Wegmans is closing its last WKids play center in Buffalo in another example of retailers that are discontinuing in-store child care services and kids’ play areas.
WKids offers free supervision of children ages three to nine for up to two hours while their parents shop or use the store’s cafe.
“Certainly we’re finding space in our current store footprint to bring more services that are now in greater demand,” Michele Mehaffy, the chain’s consumer affairs manager in Buffalo, told The Buffalo News. “Of course, these happen to be services that many families use. To be honest, the number of families using the WKids service has steadily declined over the past several years.”
Some of the closed WKids spaces are being used for grocery pickup and delivery or expanded cafe seating. After the play area closes in June, six WKids will be left, down from 27 at their peak in the early 2000s. Newer stores have not featured play centers.
The Wegmans location will encourage families to shop together, offering kid-friendly shopping carts. The retailer is also promoting Family Experience programs, including kid-friendly movie nights, kids’ cooking classes and yoga sessions, special events for Mother’s Day and other holidays, story times and painting nights.
The closing of the play centers is bound to disappoint some. As recently as 2016, an article in The Buffalo News praised the WKids service for helping overcome the frustrations of shopping with kids.
Among other retailers, Giant Eagle has closed many of its Eagle’s Nest children’s activity centers in part due to increasing use of curbside pickup. Tops, serving Western New York, closed its last in-store play center earlier this year to make room for a coffee bar. Many Kroger banners still offer an hour of free childcare for two- to six-year-olds. IKEA has Småland areas.
Playgrounds at fast food chains such as McDonald’s that used to support birthday parties are getting harder to find. A 2017 Eater article attributed the decline to fast food chains shifting marketing away from kids, a need for more seating and finding that children are entertaining themselves with games on mobile devices.
- Wegmans says bye to free baby-sitting, hello to kids’ yoga and cooking classes – The Buffalo News
- Wegmans and other grocers scale back on-site childcare – Grocery Dive

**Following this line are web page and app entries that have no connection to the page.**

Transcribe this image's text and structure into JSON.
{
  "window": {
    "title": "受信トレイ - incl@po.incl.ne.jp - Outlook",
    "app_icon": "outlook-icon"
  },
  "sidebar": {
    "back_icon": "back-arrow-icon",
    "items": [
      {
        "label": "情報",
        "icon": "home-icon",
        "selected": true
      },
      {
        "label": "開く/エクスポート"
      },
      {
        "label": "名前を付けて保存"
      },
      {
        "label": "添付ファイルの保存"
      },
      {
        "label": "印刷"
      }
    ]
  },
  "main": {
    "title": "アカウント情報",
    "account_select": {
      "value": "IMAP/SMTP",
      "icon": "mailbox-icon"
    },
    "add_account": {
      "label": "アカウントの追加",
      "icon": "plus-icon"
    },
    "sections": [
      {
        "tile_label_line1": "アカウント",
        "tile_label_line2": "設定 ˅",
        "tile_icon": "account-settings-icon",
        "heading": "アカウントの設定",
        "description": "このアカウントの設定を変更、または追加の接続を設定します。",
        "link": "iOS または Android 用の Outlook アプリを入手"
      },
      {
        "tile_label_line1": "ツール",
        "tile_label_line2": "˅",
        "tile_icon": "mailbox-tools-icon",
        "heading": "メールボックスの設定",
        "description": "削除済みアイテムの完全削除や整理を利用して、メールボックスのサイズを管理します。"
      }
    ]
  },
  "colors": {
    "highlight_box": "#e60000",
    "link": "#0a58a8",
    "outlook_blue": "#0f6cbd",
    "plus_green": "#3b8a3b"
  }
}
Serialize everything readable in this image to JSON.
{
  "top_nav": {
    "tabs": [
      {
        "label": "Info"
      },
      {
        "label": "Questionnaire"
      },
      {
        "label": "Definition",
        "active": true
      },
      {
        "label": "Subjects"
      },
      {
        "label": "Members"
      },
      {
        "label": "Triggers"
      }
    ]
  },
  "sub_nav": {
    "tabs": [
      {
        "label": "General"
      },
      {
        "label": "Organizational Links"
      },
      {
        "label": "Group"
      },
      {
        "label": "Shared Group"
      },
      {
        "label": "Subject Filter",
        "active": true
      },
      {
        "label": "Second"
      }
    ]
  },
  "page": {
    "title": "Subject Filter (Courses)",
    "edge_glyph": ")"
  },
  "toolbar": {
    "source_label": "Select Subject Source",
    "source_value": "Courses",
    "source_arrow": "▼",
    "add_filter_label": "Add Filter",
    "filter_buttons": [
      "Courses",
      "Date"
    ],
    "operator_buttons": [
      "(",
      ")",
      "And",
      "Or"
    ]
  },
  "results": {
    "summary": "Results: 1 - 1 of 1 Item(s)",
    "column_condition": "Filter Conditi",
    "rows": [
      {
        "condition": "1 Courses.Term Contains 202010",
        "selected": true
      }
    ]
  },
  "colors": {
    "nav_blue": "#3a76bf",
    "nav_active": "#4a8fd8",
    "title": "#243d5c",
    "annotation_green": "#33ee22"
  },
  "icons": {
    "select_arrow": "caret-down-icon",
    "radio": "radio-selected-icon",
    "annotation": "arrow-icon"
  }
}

- WKids is wonderful for shopping parents – The Buffalo News
- Giant Eagle to close some Eagle’s Nest children’s centers – Pittsburgh Post-Gazette
- Where Have All the Fast-Food Playgrounds Gone? – Eater
DISCUSSION QUESTIONS: What do you think is behind retailer decisions to close in-store childcare spaces? Are modern parents hesitant to use these facilities?